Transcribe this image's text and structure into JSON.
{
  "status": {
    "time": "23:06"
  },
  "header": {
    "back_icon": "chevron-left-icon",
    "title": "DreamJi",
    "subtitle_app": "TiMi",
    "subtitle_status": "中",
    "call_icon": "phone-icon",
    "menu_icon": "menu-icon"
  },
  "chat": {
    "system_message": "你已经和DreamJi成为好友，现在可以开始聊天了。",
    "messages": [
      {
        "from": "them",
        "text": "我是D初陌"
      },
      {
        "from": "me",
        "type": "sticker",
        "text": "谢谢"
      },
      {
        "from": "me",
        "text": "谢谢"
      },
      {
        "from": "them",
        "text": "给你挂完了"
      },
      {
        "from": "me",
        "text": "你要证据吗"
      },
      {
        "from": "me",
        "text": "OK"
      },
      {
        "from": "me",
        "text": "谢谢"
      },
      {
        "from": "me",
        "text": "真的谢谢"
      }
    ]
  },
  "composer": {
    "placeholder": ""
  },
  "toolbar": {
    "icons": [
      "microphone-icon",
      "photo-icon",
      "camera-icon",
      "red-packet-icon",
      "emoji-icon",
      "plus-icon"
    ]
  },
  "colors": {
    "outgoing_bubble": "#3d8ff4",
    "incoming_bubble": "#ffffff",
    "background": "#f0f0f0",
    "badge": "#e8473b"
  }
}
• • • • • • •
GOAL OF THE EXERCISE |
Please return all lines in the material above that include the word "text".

ANSWER TO THIS TASK |
Transcribe this image's text and structure into JSON.
        "text": "我是D初陌"
        "text": "谢谢"
        "text": "谢谢"
        "text": "给你挂完了"
        "text": "你要证据吗"
        "text": "OK"
        "text": "谢谢"
        "text": "真的谢谢"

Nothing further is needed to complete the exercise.